‘She was lovely,’ Princess told the Crone. ‘Really supportive. I’d thought she was an old bag but turns out she’s very nice.’
‘A Senior Manager who’s very nice,’ said the Crone, in wonder. ‘The age of miracles is not dead.’
Even Crones get fooled.
Things had changed when Princess got back to work. The well-known and well-established company had decided there were too many workers at the house.
Princess was summoned to a meeting with the nice Senior Manager.
‘We’ve had a report paramedics couldn’t get in one evening because you and the colleague on duty were too busy playing on your phones to open the door.’
‘You what?’ said Princess. ‘Who said that?’
‘Can’t say,’ said the Senior Manager.
‘When was this?’ asked Princess.
‘Can’t say,’ said the Senior Manager.
‘What did the paramedics do, then?’ asked Princess.
‘Can’t say,’ said the Senior Manager. ‘And another thing, people have been moaning about you.’
‘They’re fed up with your epilepsy. They say you use it as an excuse to get out of doing things.’
‘They say you live alone so it can’t be that bad.’
‘I don’t live alone,’ said Princess. ‘And even if I did, there’s a risk assessment that says I can’t take clients out on my own because if I have a seizure, the client would be left unsupported.’
‘Yes, well, the grammar in that risk assessment is shocking,’ said the Senior Manager. ‘I can’t make head nor tail, so I’m going to ignore it. And we’re putting you back on probation, despite the fact you passed your probationary period nine months ago.’
That night, Princess WhatsApped the Crone.
‘What the fuck?’ said the Crone.

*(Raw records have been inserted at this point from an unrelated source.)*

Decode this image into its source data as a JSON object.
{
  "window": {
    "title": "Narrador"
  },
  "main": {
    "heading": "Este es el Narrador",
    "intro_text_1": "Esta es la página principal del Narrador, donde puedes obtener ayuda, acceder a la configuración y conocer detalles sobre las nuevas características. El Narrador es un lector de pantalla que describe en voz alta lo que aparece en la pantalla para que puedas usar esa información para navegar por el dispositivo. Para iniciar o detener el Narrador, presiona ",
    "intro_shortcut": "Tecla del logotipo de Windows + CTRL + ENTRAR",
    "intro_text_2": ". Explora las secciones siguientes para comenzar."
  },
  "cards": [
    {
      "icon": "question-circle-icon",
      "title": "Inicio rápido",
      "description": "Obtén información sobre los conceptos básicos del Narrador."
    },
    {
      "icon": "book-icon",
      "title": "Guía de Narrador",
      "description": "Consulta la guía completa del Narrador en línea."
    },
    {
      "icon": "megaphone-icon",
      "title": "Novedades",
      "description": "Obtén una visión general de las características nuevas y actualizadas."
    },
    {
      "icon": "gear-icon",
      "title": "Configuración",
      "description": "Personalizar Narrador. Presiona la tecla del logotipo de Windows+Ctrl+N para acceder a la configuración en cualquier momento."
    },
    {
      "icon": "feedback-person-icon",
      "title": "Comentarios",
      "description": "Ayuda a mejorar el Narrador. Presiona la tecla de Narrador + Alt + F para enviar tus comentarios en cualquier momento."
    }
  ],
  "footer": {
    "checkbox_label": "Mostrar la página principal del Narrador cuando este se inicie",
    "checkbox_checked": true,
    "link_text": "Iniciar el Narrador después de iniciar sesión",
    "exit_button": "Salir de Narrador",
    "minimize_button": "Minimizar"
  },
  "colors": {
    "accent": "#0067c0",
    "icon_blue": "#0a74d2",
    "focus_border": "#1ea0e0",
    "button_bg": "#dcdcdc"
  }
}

You see, while merrily driving a coach and horses through disability legislation and a large chunk of employment law, the Senior Manager had forgotten to check if any of Princess’s acquaintances had once been a Unison shop steward.
It has to be said Princess was distressed. If they’d told her she was generally shit at the job, that would have been one thing, although it had apparently taken them nearly a year to find out. As it was, what little feedback she’d had was overwhelmingly positive. What devastated Princess was someone weaponizing her epilepsy. Using it as a means to undermine, intimidate and humiliate. Seeing it as a convenient bullying tactic. If the fuckers had any idea what Princess and other people with chronic medical conditions have to go through…

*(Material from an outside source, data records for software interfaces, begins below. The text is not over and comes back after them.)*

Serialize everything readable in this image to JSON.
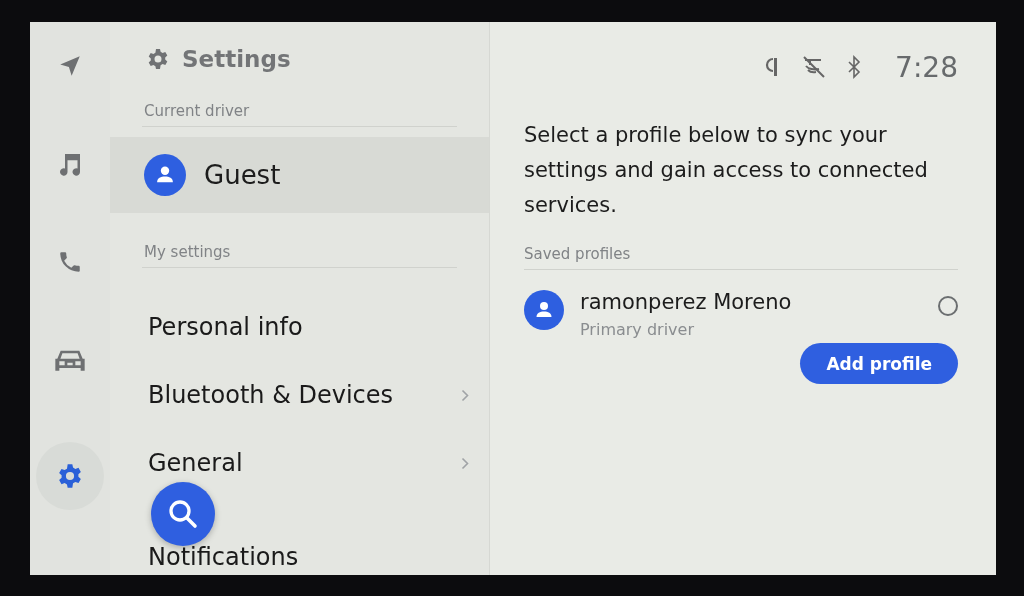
{
  "rail": [
    {
      "kind": "navigation",
      "selected": false
    },
    {
      "kind": "music",
      "selected": false
    },
    {
      "kind": "phone",
      "selected": false
    },
    {
      "kind": "car",
      "selected": false
    },
    {
      "kind": "settings",
      "selected": true
    }
  ],
  "settings_panel": {
    "title": "Settings",
    "current_driver_label": "Current driver",
    "current_driver": "Guest",
    "my_settings_label": "My settings",
    "items": [
      {
        "label": "Personal info",
        "has_arrow": false
      },
      {
        "label": "Bluetooth & Devices",
        "has_arrow": true
      },
      {
        "label": "General",
        "has_arrow": true
      },
      {
        "label": "Notifications",
        "has_arrow": false
      }
    ]
  },
  "status_bar": {
    "icons": [
      {
        "kind": "wireless-charging"
      },
      {
        "kind": "voice-off"
      },
      {
        "kind": "bluetooth"
      }
    ],
    "time": "7:28"
  },
  "profiles": {
    "description": "Select a profile below to sync your settings and gain access to connected services.",
    "saved_label": "Saved profiles",
    "items": [
      {
        "name": "ramonperez Moreno",
        "role": "Primary driver",
        "selected": false
      }
    ],
    "add_button": "Add profile"
  }
}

All right, Crone, back off. You’re not writing this totally fictional, light hearted, completely fictional, no-names-no-way-anyone-can-be-identified bit of fiction. And don’t you ‘Hmmm’ me.

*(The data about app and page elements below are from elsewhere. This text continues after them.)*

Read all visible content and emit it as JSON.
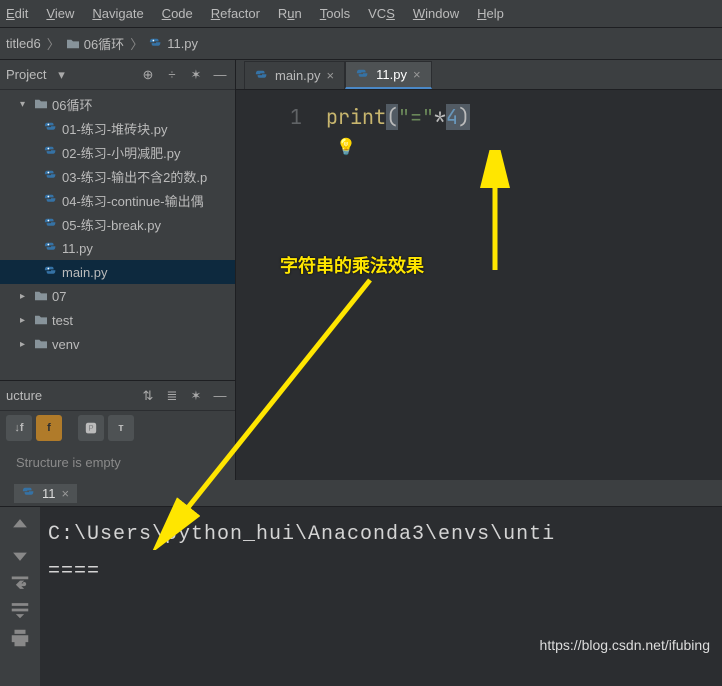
{
  "menu": {
    "edit": "Edit",
    "view": "View",
    "navigate": "Navigate",
    "code": "Code",
    "refactor": "Refactor",
    "run": "Run",
    "tools": "Tools",
    "vcs": "VCS",
    "window": "Window",
    "help": "Help"
  },
  "breadcrumb": {
    "project": "titled6",
    "folder": "06循环",
    "file": "11.py"
  },
  "project_panel": {
    "title": "Project",
    "root": "06循环",
    "files": [
      "01-练习-堆砖块.py",
      "02-练习-小明减肥.py",
      "03-练习-输出不含2的数.p",
      "04-练习-continue-输出偶",
      "05-练习-break.py",
      "11.py",
      "main.py"
    ],
    "siblings": [
      "07",
      "test",
      "venv"
    ]
  },
  "structure_panel": {
    "title": "ucture",
    "empty": "Structure is empty"
  },
  "editor": {
    "tabs": [
      {
        "label": "main.py",
        "active": false
      },
      {
        "label": "11.py",
        "active": true
      }
    ],
    "linenum": "1",
    "code": {
      "call": "print",
      "lpar": "(",
      "str": "\"=\"",
      "op": "*",
      "num": "4",
      "rpar": ")"
    },
    "annotation": "字符串的乘法效果"
  },
  "run": {
    "tab": "11",
    "line1": "C:\\Users\\python_hui\\Anaconda3\\envs\\unti",
    "line2": "===="
  },
  "watermark": "https://blog.csdn.net/ifubing"
}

The Senior Manager had underestimated Princess. Before the week was out she’d taken advice from Unison (of which she was an individual member), Citizen’s Advice, the Epilepsy Action Helpline and the Equalities Advice and Support Service. The only point on which they disagreed was under precisely which bit of legislation she should do her employers. She had quite a choice.
‘It’ll take up my life, though, won’t it?’ Princess said to the Crone.
‘Life’s shit enough at the moment.’
‘It is. And sometimes what’s actually important is taking control of the process. You know your options. You have a choice.’
‘That lot aren’t worth my physical or mental health,’ said Princess.
‘No,’ said the Crone. ‘They aren’t.’
So Princess decided to tell them to stuff their job up their arse, pandemic notwithstanding. She did that yesterday. Both the Crone and I think it was a brave thing to do. It’s risky. Some people would say it’s not ‘sensible’. But what’s sensible about being so ‘sensible’ you lose all your joy in life?
Our (entirely fictional) Princess is fortunate in that she has a supportive family and no dependants. There are many, many people being punished for having epilepsy or other chronic conditions, for whom saying ‘up your arse’ is not an option. Legislation can only go so far. Education is what’s needed, and not only in the requirements of best practice. Education in basic humanity, and a bit of empathy, would help.
This Friday, 26 March, is International Purple Day for epilepsy awareness. The Crone and I will be wearing our purple wristbands with pride, for our (fictional) Princess and all the other royalty out there.
Princess told the Crone she’s happy for some unknown author in the real world to tell a totally fictional story about her and her totally fictional employers.